“It’s all just a flux to me. A composition always finalised to the last oxymoron, where there is an object in a place where it shouldn’t be. Lost and sliding concepts certainly belong to my work. What is Vezzoli doing, trying to kiss an antique, truly precious statue? However, in this layering of choices, of relations and ramifications there isn’t an intellectual agenda: I do it to learn, to entertain and to amuse myself.”
Donated by the artist. Cotton embroidery on canvas and fabric, 2019, 61 x 51 cm.
Born in Brescia, in 1971, he lives and works in Milan.
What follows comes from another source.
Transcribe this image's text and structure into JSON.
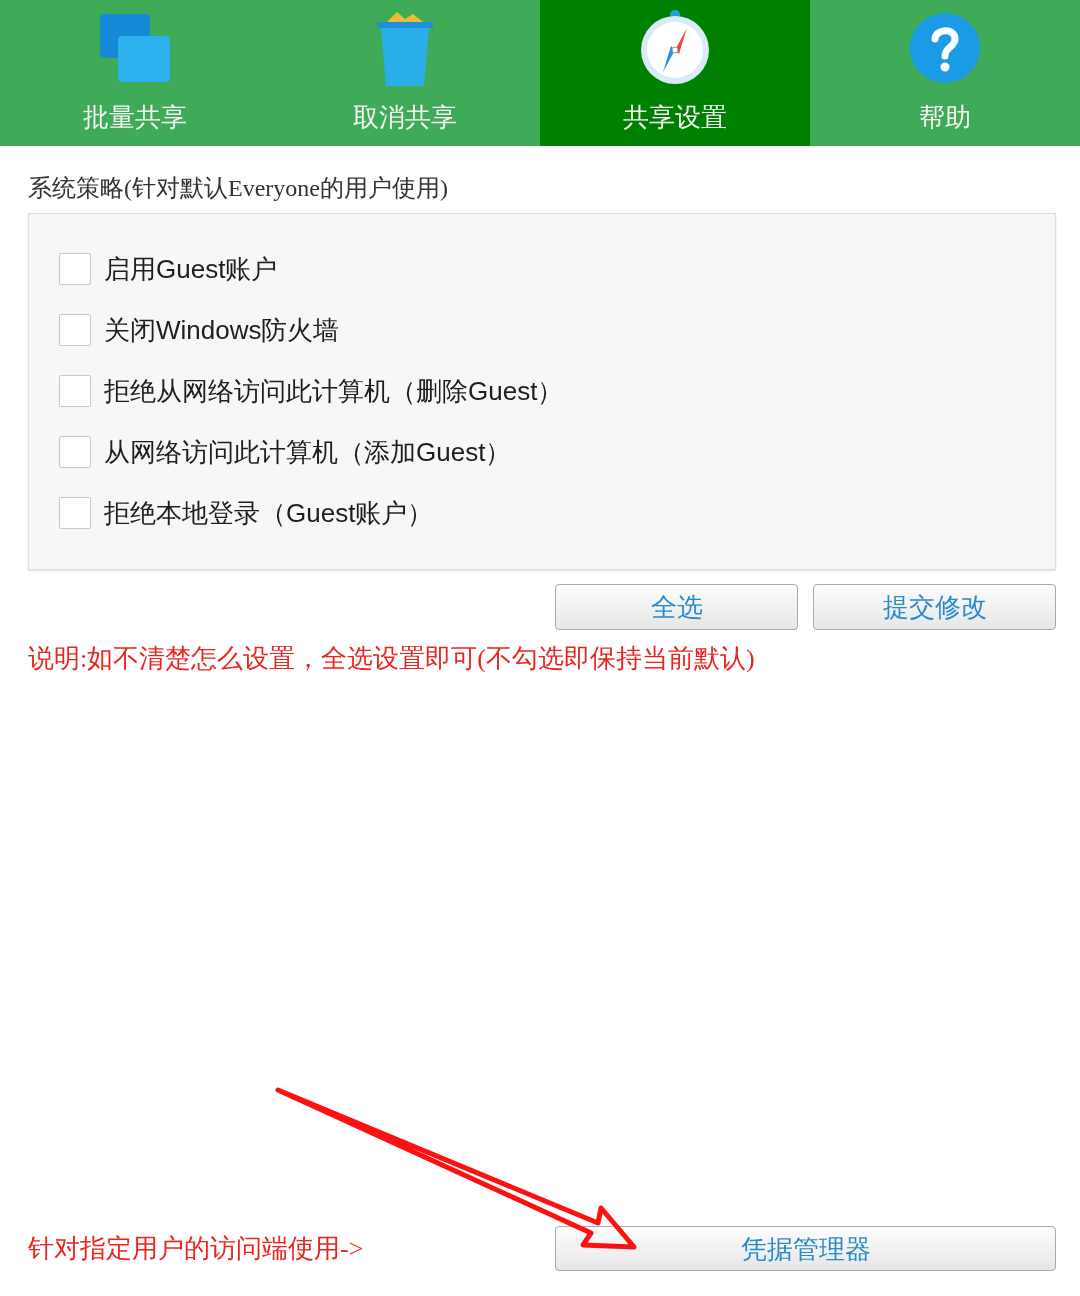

Francesco Vezzoli graduated from the Central Saint Martins School of Art and Design in London in 1995 and later settled in Milan. Inspired by pop icons, television stars and almost forgotten movie stars such as Joan Crawford, Cary Grant and Greta Garbo, his work examines and emulates the communication and production structures of the collective imagination, exploring the power of contemporary popular culture. Vezzoli’s work is therefore a sort of remedy and re-elaboration of the ephemeral media that harnesses the power of language to ponder the ambiguous nature of truth and the fragility of the human soul. Whether it is small-stitch embroidery, photographs, videos or performances inspired by the likes of Gioachino Rossini, Pier Paolo Pasolini, Luigi Pirandello and Salvador Dalì, the artist naturally combines fragments of ‘high’ and ‘low’ culture, ranging from arthouse cinema, Hollywood films, television productions, art history, fashion and contemporary politics. The work on display depicts an iconic subject: the Virgin Mary, embroidered in colour with a large, black-and-white tear applied to her face.